Segment Start: Data for the task

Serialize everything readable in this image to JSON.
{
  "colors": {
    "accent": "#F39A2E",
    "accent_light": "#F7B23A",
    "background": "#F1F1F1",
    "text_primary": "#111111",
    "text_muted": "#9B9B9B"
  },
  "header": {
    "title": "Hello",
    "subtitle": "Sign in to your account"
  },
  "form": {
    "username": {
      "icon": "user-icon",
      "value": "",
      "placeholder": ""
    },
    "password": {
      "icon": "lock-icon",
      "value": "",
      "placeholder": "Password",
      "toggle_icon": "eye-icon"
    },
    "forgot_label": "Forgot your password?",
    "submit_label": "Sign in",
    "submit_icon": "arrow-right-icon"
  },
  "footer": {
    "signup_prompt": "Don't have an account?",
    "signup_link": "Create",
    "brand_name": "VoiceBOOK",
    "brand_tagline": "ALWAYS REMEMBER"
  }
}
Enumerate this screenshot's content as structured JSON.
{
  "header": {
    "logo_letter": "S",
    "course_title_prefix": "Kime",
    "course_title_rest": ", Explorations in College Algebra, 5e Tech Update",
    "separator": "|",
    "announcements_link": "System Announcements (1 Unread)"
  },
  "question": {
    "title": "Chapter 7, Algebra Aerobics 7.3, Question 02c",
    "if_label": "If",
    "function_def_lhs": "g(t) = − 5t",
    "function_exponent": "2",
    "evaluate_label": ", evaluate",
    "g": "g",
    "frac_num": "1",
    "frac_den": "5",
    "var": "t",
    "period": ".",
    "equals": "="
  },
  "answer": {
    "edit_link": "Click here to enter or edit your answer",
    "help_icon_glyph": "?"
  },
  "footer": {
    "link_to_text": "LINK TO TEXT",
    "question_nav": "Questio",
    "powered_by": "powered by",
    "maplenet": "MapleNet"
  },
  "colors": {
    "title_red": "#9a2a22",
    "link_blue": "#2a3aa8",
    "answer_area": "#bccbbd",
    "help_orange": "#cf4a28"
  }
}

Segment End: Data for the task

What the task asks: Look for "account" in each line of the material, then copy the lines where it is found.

Written answer:
    "subtitle": "Sign in to your account"
    "signup_prompt": "Don't have an account?",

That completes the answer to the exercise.